» **Work task**
Answer with a single number stating how many lines of the entries below include the string "title".

BEGIN Task data

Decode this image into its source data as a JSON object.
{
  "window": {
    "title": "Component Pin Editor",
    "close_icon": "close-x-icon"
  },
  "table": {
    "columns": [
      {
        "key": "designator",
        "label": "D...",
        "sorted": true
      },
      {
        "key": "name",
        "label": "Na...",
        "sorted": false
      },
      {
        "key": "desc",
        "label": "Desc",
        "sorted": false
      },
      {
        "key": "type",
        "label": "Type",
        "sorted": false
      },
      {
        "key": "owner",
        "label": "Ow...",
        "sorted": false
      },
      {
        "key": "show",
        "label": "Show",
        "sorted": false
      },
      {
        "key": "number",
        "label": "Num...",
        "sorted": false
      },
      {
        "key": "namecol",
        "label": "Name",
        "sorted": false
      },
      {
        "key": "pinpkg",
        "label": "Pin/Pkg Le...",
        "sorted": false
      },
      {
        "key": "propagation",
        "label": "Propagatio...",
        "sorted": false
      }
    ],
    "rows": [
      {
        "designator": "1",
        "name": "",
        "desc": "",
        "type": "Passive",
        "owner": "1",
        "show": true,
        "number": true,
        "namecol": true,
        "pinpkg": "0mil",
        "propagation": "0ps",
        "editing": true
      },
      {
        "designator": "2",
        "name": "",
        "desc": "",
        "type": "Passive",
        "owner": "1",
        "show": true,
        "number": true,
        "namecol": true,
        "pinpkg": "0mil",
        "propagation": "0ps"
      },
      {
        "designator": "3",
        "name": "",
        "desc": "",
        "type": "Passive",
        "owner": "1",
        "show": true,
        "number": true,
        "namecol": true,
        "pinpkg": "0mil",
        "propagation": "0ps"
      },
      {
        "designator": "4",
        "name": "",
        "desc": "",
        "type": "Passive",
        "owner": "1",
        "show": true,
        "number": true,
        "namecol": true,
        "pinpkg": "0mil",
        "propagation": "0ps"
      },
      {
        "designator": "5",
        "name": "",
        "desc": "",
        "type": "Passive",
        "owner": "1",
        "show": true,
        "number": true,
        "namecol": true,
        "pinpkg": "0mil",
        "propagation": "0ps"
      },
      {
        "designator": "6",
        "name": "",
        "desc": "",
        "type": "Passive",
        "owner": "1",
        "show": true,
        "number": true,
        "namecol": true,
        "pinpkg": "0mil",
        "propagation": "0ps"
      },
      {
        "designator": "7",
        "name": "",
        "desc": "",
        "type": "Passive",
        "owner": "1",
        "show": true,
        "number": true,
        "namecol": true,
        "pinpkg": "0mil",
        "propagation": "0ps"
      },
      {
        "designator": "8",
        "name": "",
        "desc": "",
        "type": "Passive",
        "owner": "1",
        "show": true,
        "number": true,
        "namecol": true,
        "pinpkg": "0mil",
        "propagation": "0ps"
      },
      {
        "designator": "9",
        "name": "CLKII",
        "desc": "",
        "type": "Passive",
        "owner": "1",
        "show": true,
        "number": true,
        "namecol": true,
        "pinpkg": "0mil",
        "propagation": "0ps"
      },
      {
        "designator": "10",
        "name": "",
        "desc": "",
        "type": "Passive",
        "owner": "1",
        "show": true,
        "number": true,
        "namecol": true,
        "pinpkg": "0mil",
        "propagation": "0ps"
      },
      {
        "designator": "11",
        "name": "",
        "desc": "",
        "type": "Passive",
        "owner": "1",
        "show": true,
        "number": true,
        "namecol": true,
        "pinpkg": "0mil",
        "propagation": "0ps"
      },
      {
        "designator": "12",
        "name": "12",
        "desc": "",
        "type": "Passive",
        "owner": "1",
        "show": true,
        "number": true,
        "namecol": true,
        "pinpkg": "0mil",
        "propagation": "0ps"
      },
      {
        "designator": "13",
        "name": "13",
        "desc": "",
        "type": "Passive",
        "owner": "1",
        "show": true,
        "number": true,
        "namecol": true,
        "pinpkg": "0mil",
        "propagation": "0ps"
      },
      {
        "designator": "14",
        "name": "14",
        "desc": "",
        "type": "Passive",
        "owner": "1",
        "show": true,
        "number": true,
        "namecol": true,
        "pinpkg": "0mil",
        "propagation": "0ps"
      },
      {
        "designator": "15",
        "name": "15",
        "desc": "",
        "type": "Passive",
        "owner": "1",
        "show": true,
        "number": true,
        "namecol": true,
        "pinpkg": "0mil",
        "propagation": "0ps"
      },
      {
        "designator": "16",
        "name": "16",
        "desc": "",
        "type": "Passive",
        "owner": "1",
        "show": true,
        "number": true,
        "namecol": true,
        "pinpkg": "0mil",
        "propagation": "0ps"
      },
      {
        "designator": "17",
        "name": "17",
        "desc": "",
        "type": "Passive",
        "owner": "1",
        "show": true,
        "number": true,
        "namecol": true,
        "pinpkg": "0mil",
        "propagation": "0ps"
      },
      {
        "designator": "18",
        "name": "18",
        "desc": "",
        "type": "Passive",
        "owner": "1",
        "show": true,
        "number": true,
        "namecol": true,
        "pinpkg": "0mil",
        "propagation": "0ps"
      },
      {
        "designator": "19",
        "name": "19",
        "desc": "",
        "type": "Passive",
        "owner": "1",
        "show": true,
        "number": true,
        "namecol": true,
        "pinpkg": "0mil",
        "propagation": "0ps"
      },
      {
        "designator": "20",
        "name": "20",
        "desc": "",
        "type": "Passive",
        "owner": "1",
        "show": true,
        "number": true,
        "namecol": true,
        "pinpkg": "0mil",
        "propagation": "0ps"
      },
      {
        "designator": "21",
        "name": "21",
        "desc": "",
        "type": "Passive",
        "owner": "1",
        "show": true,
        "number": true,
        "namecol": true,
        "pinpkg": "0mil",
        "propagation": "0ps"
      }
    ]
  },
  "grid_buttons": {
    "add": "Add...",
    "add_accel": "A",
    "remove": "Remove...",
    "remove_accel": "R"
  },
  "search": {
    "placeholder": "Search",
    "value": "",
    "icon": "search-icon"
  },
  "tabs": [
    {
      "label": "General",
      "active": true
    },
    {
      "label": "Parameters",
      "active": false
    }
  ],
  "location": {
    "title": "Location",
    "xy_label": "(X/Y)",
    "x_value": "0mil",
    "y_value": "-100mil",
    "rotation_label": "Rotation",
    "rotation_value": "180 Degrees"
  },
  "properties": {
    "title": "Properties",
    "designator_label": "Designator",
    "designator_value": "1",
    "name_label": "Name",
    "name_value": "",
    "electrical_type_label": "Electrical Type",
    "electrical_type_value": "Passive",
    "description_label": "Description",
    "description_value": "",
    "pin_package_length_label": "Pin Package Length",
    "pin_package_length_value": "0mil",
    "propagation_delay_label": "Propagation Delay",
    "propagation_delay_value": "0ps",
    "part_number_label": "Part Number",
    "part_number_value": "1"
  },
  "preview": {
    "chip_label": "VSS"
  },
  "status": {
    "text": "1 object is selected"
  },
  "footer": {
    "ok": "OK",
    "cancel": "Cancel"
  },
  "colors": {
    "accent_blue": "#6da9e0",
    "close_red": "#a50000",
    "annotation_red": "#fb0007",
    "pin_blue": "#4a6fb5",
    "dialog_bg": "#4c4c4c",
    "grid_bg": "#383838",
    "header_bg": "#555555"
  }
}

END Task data

» **Output of the exercise**
3